[[ Records for the task open ]]
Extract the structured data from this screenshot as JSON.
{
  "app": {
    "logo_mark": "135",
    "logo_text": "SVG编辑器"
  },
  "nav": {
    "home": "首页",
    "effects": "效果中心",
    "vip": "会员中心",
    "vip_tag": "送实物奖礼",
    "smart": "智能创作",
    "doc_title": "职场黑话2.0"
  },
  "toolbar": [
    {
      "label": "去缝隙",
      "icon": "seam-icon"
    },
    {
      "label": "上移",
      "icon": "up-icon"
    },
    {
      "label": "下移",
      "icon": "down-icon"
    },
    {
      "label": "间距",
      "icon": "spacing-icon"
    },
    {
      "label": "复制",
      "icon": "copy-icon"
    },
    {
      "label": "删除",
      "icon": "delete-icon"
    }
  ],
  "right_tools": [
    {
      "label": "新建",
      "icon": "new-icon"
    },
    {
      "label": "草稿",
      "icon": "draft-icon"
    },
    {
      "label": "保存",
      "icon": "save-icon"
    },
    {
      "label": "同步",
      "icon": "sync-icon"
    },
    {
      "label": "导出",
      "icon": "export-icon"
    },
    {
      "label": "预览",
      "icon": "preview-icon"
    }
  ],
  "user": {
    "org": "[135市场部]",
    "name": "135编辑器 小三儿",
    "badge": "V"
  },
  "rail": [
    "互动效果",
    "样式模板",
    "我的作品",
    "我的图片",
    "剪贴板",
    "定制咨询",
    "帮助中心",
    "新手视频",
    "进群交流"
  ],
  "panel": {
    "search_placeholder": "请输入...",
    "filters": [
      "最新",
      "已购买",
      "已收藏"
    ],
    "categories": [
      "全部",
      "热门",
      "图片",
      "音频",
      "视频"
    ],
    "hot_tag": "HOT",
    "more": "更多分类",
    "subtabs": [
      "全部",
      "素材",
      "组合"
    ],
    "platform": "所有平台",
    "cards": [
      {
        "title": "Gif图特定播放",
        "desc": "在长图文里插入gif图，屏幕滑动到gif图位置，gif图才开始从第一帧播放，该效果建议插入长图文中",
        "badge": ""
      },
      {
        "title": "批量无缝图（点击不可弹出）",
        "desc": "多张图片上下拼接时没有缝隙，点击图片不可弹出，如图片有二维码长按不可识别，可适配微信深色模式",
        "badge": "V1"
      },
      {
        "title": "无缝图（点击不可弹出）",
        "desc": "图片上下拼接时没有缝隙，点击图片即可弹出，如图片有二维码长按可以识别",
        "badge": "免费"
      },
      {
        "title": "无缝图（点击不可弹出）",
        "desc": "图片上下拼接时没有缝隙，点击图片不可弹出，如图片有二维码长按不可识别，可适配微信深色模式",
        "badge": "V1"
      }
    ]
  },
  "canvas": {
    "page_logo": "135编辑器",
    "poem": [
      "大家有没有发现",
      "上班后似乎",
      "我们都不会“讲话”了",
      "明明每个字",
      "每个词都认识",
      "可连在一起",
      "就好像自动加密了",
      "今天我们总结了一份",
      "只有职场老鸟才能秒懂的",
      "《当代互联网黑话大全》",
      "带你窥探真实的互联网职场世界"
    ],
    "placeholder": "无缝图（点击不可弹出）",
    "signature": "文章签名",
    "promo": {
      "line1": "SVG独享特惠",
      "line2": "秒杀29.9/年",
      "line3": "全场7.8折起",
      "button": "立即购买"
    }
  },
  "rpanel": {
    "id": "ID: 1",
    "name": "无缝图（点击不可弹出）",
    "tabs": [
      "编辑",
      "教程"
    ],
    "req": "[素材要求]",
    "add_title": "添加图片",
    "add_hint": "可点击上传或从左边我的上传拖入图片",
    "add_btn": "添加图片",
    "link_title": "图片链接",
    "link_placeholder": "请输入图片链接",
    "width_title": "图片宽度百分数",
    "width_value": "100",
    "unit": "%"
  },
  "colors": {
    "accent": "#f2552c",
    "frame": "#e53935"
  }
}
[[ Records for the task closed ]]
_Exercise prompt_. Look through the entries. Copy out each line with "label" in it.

_Response_.
      "label": "去缝隙",
      "label": "上移",
      "label": "下移",
      "label": "间距",
      "label": "复制",
      "label": "删除",
      "label": "新建",
      "label": "草稿",
      "label": "保存",
      "label": "同步",
      "label": "导出",
      "label": "预览",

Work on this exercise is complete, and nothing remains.